(Entries provided Opens)

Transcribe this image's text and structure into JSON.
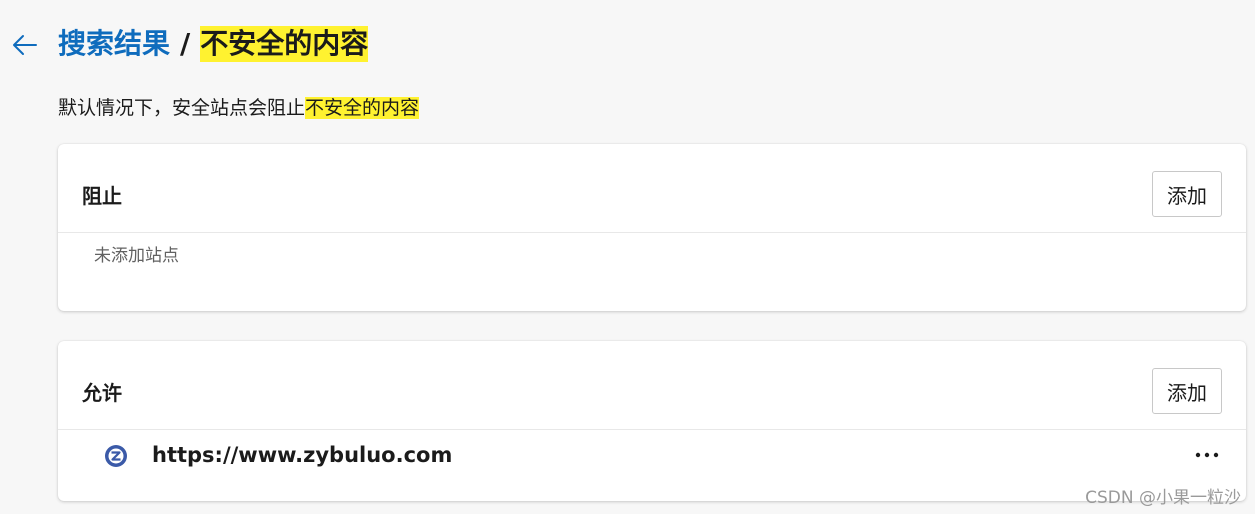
{
  "header": {
    "breadcrumb_parent": "搜索结果",
    "separator": "/",
    "current_page": "不安全的内容",
    "back_icon": "back-arrow-icon"
  },
  "description": {
    "prefix": "默认情况下，安全站点会阻止",
    "highlight": "不安全的内容"
  },
  "block_section": {
    "title": "阻止",
    "add_label": "添加",
    "empty_text": "未添加站点"
  },
  "allow_section": {
    "title": "允许",
    "add_label": "添加",
    "sites": [
      {
        "url": "https://www.zybuluo.com",
        "icon": "site-favicon-icon",
        "more_icon": "more-options-icon"
      }
    ]
  },
  "watermark": "CSDN @小果一粒沙",
  "colors": {
    "link": "#0f6cbd",
    "highlight": "#fff230",
    "background": "#f7f7f7",
    "card": "#ffffff"
  }
}
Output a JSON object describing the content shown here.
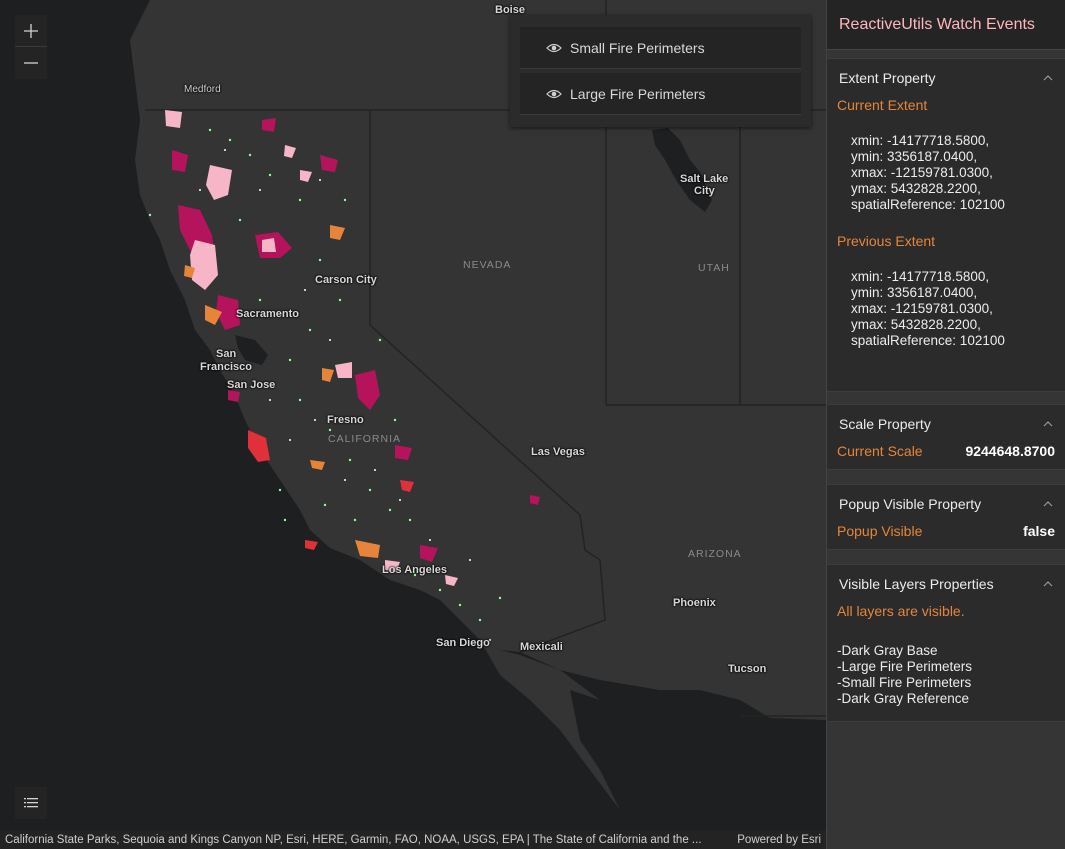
{
  "map": {
    "zoom_in_label": "+",
    "zoom_out_label": "—",
    "labels": {
      "boise": "Boise",
      "medford": "Medford",
      "carson_city": "Carson City",
      "nevada": "NEVADA",
      "utah": "UTAH",
      "salt_lake_1": "Salt Lake",
      "salt_lake_2": "City",
      "sacramento": "Sacramento",
      "san_francisco_1": "San",
      "san_francisco_2": "Francisco",
      "san_jose": "San Jose",
      "fresno": "Fresno",
      "california": "CALIFORNIA",
      "las_vegas": "Las Vegas",
      "arizona": "ARIZONA",
      "los_angeles": "Los Angeles",
      "phoenix": "Phoenix",
      "san_diego": "San Diego",
      "mexicali": "Mexicali",
      "tucson": "Tucson"
    },
    "attribution": "California State Parks, Sequoia and Kings Canyon NP, Esri, HERE, Garmin, FAO, NOAA, USGS, EPA | The State of California and the ...",
    "powered_by": "Powered by Esri"
  },
  "layer_list": {
    "items": [
      {
        "label": "Small Fire Perimeters",
        "icon": "eye-icon"
      },
      {
        "label": "Large Fire Perimeters",
        "icon": "eye-icon"
      }
    ]
  },
  "panel": {
    "title": "ReactiveUtils Watch Events",
    "extent": {
      "header": "Extent Property",
      "current_label": "Current Extent",
      "current": [
        "xmin: -14177718.5800,",
        "ymin: 3356187.0400,",
        "xmax: -12159781.0300,",
        "ymax: 5432828.2200,",
        "spatialReference: 102100"
      ],
      "previous_label": "Previous Extent",
      "previous": [
        "xmin: -14177718.5800,",
        "ymin: 3356187.0400,",
        "xmax: -12159781.0300,",
        "ymax: 5432828.2200,",
        "spatialReference: 102100"
      ]
    },
    "scale": {
      "header": "Scale Property",
      "label": "Current Scale",
      "value": "9244648.8700"
    },
    "popup": {
      "header": "Popup Visible Property",
      "label": "Popup Visible",
      "value": "false"
    },
    "visible_layers": {
      "header": "Visible Layers Properties",
      "status": "All layers are visible.",
      "layers": [
        "-Dark Gray Base",
        "-Large Fire Perimeters",
        "-Small Fire Perimeters",
        "-Dark Gray Reference"
      ]
    }
  },
  "colors": {
    "title": "#ffb7b7",
    "accent_orange": "#e6853a",
    "fire_magenta": "#b5135c",
    "fire_pink": "#f7b6c7",
    "fire_orange": "#e6853a",
    "fire_red": "#e0303a",
    "fire_green": "#8bff9c"
  }
}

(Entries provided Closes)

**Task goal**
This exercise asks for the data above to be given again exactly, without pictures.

**Task result**
Transcribe this image's text and structure into JSON.
{
  "header": {
    "breadcrumb_parent": "搜索结果",
    "separator": "/",
    "current_page": "不安全的内容",
    "back_icon": "back-arrow-icon"
  },
  "description": {
    "prefix": "默认情况下，安全站点会阻止",
    "highlight": "不安全的内容"
  },
  "block_section": {
    "title": "阻止",
    "add_label": "添加",
    "empty_text": "未添加站点"
  },
  "allow_section": {
    "title": "允许",
    "add_label": "添加",
    "sites": [
      {
        "url": "https://www.zybuluo.com",
        "icon": "site-favicon-icon",
        "more_icon": "more-options-icon"
      }
    ]
  },
  "watermark": "CSDN @小果一粒沙",
  "colors": {
    "link": "#0f6cbd",
    "highlight": "#fff230",
    "background": "#f7f7f7",
    "card": "#ffffff"
  }
}
Output a JSON object describing the content shown here.
{
  "map": {
    "zoom_in_label": "+",
    "zoom_out_label": "—",
    "labels": {
      "boise": "Boise",
      "medford": "Medford",
      "carson_city": "Carson City",
      "nevada": "NEVADA",
      "utah": "UTAH",
      "salt_lake_1": "Salt Lake",
      "salt_lake_2": "City",
      "sacramento": "Sacramento",
      "san_francisco_1": "San",
      "san_francisco_2": "Francisco",
      "san_jose": "San Jose",
      "fresno": "Fresno",
      "california": "CALIFORNIA",
      "las_vegas": "Las Vegas",
      "arizona": "ARIZONA",
      "los_angeles": "Los Angeles",
      "phoenix": "Phoenix",
      "san_diego": "San Diego",
      "mexicali": "Mexicali",
      "tucson": "Tucson"
    },
    "attribution": "California State Parks, Sequoia and Kings Canyon NP, Esri, HERE, Garmin, FAO, NOAA, USGS, EPA | The State of California and the ...",
    "powered_by": "Powered by Esri"
  },
  "layer_list": {
    "items": [
      {
        "label": "Small Fire Perimeters",
        "icon": "eye-icon"
      },
      {
        "label": "Large Fire Perimeters",
        "icon": "eye-icon"
      }
    ]
  },
  "panel": {
    "title": "ReactiveUtils Watch Events",
    "extent": {
      "header": "Extent Property",
      "current_label": "Current Extent",
      "current": [
        "xmin: -14177718.5800,",
        "ymin: 3356187.0400,",
        "xmax: -12159781.0300,",
        "ymax: 5432828.2200,",
        "spatialReference: 102100"
      ],
      "previous_label": "Previous Extent",
      "previous": [
        "xmin: -14177718.5800,",
        "ymin: 3356187.0400,",
        "xmax: -12159781.0300,",
        "ymax: 5432828.2200,",
        "spatialReference: 102100"
      ]
    },
    "scale": {
      "header": "Scale Property",
      "label": "Current Scale",
      "value": "9244648.8700"
    },
    "popup": {
      "header": "Popup Visible Property",
      "label": "Popup Visible",
      "value": "false"
    },
    "visible_layers": {
      "header": "Visible Layers Properties",
      "status": "All layers are visible.",
      "layers": [
        "-Dark Gray Base",
        "-Large Fire Perimeters",
        "-Small Fire Perimeters",
        "-Dark Gray Reference"
      ]
    }
  },
  "colors": {
    "title": "#ffb7b7",
    "accent_orange": "#e6853a",
    "fire_magenta": "#b5135c",
    "fire_pink": "#f7b6c7",
    "fire_orange": "#e6853a",
    "fire_red": "#e0303a",
    "fire_green": "#8bff9c"
  }
}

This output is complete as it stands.